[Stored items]
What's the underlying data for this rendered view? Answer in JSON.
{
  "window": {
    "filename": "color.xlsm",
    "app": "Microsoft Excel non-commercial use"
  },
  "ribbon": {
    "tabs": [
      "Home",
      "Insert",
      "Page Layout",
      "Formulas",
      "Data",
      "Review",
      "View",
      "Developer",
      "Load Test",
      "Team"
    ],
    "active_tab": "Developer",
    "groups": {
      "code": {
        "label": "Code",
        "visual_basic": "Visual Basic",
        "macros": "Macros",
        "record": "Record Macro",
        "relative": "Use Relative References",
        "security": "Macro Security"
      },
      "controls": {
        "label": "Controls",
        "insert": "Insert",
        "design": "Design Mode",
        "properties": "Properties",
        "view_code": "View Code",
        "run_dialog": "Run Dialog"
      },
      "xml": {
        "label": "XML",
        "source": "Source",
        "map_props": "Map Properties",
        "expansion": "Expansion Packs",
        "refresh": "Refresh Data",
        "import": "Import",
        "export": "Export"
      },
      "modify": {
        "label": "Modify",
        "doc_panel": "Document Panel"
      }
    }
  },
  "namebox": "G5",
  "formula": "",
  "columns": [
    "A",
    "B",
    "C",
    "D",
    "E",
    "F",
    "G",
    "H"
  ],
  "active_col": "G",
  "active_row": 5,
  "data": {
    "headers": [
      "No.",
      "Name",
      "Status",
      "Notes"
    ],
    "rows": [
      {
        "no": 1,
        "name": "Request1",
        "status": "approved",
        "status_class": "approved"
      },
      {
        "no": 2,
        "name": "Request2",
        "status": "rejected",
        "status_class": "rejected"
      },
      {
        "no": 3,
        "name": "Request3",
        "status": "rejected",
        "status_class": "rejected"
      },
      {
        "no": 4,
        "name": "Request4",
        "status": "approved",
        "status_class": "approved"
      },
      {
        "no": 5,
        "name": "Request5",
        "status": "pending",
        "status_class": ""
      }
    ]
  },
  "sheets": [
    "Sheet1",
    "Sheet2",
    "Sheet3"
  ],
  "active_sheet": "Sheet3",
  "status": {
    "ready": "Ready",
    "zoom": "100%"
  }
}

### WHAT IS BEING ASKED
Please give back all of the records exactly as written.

### WRITTEN REPLY
What's the underlying data for this rendered view? Answer in JSON.
{
  "window": {
    "filename": "color.xlsm",
    "app": "Microsoft Excel non-commercial use"
  },
  "ribbon": {
    "tabs": [
      "Home",
      "Insert",
      "Page Layout",
      "Formulas",
      "Data",
      "Review",
      "View",
      "Developer",
      "Load Test",
      "Team"
    ],
    "active_tab": "Developer",
    "groups": {
      "code": {
        "label": "Code",
        "visual_basic": "Visual Basic",
        "macros": "Macros",
        "record": "Record Macro",
        "relative": "Use Relative References",
        "security": "Macro Security"
      },
      "controls": {
        "label": "Controls",
        "insert": "Insert",
        "design": "Design Mode",
        "properties": "Properties",
        "view_code": "View Code",
        "run_dialog": "Run Dialog"
      },
      "xml": {
        "label": "XML",
        "source": "Source",
        "map_props": "Map Properties",
        "expansion": "Expansion Packs",
        "refresh": "Refresh Data",
        "import": "Import",
        "export": "Export"
      },
      "modify": {
        "label": "Modify",
        "doc_panel": "Document Panel"
      }
    }
  },
  "namebox": "G5",
  "formula": "",
  "columns": [
    "A",
    "B",
    "C",
    "D",
    "E",
    "F",
    "G",
    "H"
  ],
  "active_col": "G",
  "active_row": 5,
  "data": {
    "headers": [
      "No.",
      "Name",
      "Status",
      "Notes"
    ],
    "rows": [
      {
        "no": 1,
        "name": "Request1",
        "status": "approved",
        "status_class": "approved"
      },
      {
        "no": 2,
        "name": "Request2",
        "status": "rejected",
        "status_class": "rejected"
      },
      {
        "no": 3,
        "name": "Request3",
        "status": "rejected",
        "status_class": "rejected"
      },
      {
        "no": 4,
        "name": "Request4",
        "status": "approved",
        "status_class": "approved"
      },
      {
        "no": 5,
        "name": "Request5",
        "status": "pending",
        "status_class": ""
      }
    ]
  },
  "sheets": [
    "Sheet1",
    "Sheet2",
    "Sheet3"
  ],
  "active_sheet": "Sheet3",
  "status": {
    "ready": "Ready",
    "zoom": "100%"
  }
}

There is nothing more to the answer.